–2008, Discovering Sustainability, Dec. 10
“A warmer Arctic climate is influencing the air pressure at the North Pole and shifting wind patterns on our planet. We can expect more cold and snowy winters in Europe, eastern Asia and eastern North America.
” ‘Cold and snowy winters will be the rule, rather than the exception,’ says Dr James Overland of the NOAA/Pacific Marine Environmental Laboratory in the United States. Dr Overland is at the International Polar Year Oslo Science Conference (IPY-OSC) to chair a session on polar climate feedbacks, amplification and teleconnections, including impacts on mid-latitudes.”
– 2010, Science Daily, June 15
“That is why the Eastern United States, Northern Europe and East Asia have experienced extraordinarily snowy and cold winters since the turn of this century. Most forecasts have failed to predict these colder winters, however, because the primary drivers in their models are the oceans, which have been warming even as winters have grown chillier. They have ignored the snow in Siberia . . . The reality is, we’re freezing not in spite of climate change but because of it.“
– 2010, Judah Cohen, director of seasonal forecasting at Atmospheric and Environmental Research (AER), writing in the Dec. 25 New York Times.
“The overall warming of Earth’s northern half could result in cold winters, new research shows. The shrinking of sea-ice in the eastern Arctic causes some regional heating of the lower levels of air — which may lead to strong anomalies in atmospheric airstreams, triggering an overall cooling of the northern continents, according to a study recently published in the Journal of Geophysical Research.”
2010, Science Daily, Dec. 17
“Europe’s cold winters and the warmth of the planet as a whole might even be linked. There is some evidence that the summer heat stored in the newly ice-free seas north of Siberia may induce shifts in the atmosphere’s circulation, when the heat is given up to the air in subsequent autumns and winters. Those shifts might in turn encourage seasonal patterns in which the Arctic is warm and the continents below it cold, as in early 2010. Since the sea-ice area looks likely to go on shrinking, such a link, if indeed it exists, would probably mean more cold winters in Britain and much of Europe.”
– 2010, The Economist, Dec. 2.

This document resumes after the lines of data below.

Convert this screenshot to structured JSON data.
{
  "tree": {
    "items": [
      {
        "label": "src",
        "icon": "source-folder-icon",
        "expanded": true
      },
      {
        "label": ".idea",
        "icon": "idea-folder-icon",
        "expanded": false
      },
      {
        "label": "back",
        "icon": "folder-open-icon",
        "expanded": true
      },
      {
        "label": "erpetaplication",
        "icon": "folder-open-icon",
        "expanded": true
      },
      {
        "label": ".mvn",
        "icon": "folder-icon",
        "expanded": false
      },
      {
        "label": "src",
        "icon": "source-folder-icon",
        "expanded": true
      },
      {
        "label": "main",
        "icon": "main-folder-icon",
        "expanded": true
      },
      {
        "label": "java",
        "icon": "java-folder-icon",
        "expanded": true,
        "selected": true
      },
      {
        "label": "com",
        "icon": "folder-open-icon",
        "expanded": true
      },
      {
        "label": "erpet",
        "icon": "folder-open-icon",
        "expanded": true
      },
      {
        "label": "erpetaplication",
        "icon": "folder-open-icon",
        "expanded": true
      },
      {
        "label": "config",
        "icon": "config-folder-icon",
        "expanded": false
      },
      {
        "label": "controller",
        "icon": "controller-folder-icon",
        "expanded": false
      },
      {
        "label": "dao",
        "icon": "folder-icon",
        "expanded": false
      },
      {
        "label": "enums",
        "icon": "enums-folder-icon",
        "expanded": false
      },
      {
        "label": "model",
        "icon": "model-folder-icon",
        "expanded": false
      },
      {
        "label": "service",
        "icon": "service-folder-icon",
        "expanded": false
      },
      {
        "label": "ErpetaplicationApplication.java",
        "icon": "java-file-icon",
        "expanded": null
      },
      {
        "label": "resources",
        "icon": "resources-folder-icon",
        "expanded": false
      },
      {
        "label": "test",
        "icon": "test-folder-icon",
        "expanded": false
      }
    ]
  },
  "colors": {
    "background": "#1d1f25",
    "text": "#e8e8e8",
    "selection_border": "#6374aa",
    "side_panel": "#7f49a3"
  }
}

“But while piles of snow blocking your driveway hardly conjure images of a dangerously warming world, it doesn’t mean that climate change is a myth. The World Meteorological Organization recently reported that 2010 is almost certainly going to be one of the three warmest years on record, while 2001 to 2010 is already the hottest decade in recorded history. Indeed, according to some scientists, all of these events may actually be connected.
“One theory is that a warmer Arctic may actually lead to colder and snowier winters in the northern mid-latitudes. Even as countries like Britain — suffering through the coldest December on record — deal with low temperatures and unusual snow, the Arctic has kept on warming, with Greenland and Arctic Canada experiencing the hottest year on record.“
– 2010 Bryan Walsh, Time magazine
Bryan Walsh deserves a special award for climatological contortionism. Five months earlier, while discussing climate change’s predicted effects on agriculture, Walsh said matter-of-factly that climate change meant warmer winters:
“Of course, as writers like the climate contrarian Bjorn Lomborg have pointed out, cold winters tend to be even more deadly that hot summers, and since climate change will mean warmer winters as well, the overall impact on mortality might be blunted. But sizzling heat could ruin agriculture as well: a study in Science last July found a more than 90% chance that by the end of the century, average growing-season temperatures would be hotter than the most extreme levels recorded in the past, as I wrote on TIME.com last summer. . . Warmer winters won’t do us much good if we can’t feed ourselves while enjoying a balmy February. Something to think about during summer on Planet Earth.”